Reduced relaxation functions are monotonically decreasing functions of time that satisfy and . Many different forms of reduced relaxation functions are available in FEBio, given in the FEBio User's Manual. The simplest and most commonly used relaxation function is the exponential function , where is the relaxation constant. In viscoelasticity theory it is common to use a combination of relaxation functions with distinct relaxation constants , described as a Prony series of the form The coefficients are normalized by to enforce . Alternatively, we could have written This type of relaxation function is said to have a discrete spectrum of coefficients corresponding to each .

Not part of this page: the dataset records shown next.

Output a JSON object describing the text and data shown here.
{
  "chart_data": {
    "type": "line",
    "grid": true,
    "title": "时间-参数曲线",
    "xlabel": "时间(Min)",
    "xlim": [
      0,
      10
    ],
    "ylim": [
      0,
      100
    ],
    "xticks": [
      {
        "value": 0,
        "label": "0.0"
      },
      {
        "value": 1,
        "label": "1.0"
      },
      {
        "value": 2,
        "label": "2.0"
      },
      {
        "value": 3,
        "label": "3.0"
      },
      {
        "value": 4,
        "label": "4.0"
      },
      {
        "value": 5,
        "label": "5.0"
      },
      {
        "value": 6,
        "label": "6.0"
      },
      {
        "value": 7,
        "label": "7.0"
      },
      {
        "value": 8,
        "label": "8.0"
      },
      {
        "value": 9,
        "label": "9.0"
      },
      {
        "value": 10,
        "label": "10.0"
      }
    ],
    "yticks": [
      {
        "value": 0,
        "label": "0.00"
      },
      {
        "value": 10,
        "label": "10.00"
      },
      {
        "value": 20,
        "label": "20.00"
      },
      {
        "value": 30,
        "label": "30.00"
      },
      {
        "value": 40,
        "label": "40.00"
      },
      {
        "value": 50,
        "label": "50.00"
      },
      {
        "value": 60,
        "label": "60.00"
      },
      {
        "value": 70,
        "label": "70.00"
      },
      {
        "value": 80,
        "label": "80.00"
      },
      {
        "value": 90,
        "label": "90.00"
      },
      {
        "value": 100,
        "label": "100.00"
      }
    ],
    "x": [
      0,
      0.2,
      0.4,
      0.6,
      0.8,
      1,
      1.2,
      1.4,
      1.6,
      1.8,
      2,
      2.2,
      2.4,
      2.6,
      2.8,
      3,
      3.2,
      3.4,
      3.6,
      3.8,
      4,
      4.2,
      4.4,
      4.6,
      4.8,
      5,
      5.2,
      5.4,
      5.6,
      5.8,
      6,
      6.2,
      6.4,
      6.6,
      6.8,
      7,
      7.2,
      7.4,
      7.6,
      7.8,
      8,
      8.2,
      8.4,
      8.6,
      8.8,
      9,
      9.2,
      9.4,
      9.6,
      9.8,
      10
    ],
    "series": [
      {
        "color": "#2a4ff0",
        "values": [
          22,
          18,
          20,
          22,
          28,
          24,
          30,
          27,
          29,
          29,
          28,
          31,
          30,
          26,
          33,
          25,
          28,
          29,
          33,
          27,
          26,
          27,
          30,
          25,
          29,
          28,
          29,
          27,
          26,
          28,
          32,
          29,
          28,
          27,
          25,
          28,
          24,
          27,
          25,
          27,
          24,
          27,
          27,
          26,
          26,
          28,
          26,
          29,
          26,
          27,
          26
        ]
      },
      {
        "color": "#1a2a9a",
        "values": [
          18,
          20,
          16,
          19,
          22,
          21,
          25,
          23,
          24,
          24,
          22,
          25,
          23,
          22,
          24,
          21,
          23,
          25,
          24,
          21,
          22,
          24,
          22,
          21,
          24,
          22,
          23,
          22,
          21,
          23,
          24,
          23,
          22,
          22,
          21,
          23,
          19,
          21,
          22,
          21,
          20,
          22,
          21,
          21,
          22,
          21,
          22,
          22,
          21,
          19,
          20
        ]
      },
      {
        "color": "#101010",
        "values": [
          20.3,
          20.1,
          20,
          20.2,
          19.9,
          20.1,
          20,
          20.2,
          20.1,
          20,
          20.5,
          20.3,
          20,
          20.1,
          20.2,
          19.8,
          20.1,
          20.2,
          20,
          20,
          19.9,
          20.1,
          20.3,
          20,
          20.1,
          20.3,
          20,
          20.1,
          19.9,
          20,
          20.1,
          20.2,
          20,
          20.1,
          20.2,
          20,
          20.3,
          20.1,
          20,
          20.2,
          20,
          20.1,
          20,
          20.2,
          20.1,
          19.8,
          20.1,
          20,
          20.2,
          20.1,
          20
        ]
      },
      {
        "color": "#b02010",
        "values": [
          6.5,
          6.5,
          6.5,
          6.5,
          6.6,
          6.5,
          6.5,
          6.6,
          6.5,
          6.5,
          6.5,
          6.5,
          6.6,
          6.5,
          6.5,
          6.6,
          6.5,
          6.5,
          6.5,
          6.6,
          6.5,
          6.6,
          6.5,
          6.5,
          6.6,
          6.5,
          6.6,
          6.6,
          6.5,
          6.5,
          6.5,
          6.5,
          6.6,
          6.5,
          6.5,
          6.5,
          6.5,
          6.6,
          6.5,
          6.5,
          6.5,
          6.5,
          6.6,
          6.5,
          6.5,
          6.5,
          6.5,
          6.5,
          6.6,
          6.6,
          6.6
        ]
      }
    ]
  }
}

It is also possible to define a continuous relaxation spectrum such that the reduced relaxation function is given by To satisfy the continous relaxation spectrum must satisfy
For example, Fung [42] proposed a relaxation spectrum of the form When substituted into eq.(5.5.1-3) it produces where is the incomplete gamma function and is the exponential integral function, which satisfy . An alternative model proposed later by Fung [45] is which produces
A generalization of Fung's earlier continuous relaxation spectrum may be derived from the work of Malkin [72] who proposed to use a function proportional to . If we constrain this spectrum to the range it takes the form When substituted into (5.5.1-3) this continuous relaxation spectrum produces the reduced relaxation function In the limit as , the expression of eq.(5.5.1-10) reduces to eq.(5.5.1-6).
Another example for a continuous relaxation spectrum is the exponential spectrum which produces where is the modified Bessel function of the second kind, of order 1.

Section 5.5: Reactive Viscoelasticity Up Section 5.5: Reactive Viscoelasticity Section 5.6: Reactive Damage Mechanics